▶ _AIM OF THE EXERCISE_
Using the listing below, show all lines that hold the word "youareanidiot".
· · · · ·
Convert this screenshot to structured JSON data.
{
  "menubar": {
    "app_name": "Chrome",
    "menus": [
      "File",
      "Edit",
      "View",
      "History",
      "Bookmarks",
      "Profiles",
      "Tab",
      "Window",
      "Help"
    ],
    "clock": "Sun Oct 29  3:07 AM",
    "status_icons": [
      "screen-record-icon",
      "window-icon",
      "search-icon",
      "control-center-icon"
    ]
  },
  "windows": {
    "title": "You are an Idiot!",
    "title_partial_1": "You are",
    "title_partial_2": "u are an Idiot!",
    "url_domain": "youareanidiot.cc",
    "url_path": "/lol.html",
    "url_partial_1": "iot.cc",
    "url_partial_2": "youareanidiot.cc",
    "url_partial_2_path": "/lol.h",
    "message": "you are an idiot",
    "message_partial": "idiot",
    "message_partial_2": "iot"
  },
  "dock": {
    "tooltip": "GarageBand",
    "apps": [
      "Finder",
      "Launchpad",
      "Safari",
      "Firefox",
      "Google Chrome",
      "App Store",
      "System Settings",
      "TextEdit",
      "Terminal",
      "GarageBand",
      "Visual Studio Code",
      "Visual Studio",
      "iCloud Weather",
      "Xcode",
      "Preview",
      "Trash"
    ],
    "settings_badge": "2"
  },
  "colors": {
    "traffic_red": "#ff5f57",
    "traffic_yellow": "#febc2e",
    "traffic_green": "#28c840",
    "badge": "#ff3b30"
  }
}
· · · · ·
▶ _TASK RESPONSE_
    "url_domain": "youareanidiot.cc",
    "url_partial_2": "youareanidiot.cc",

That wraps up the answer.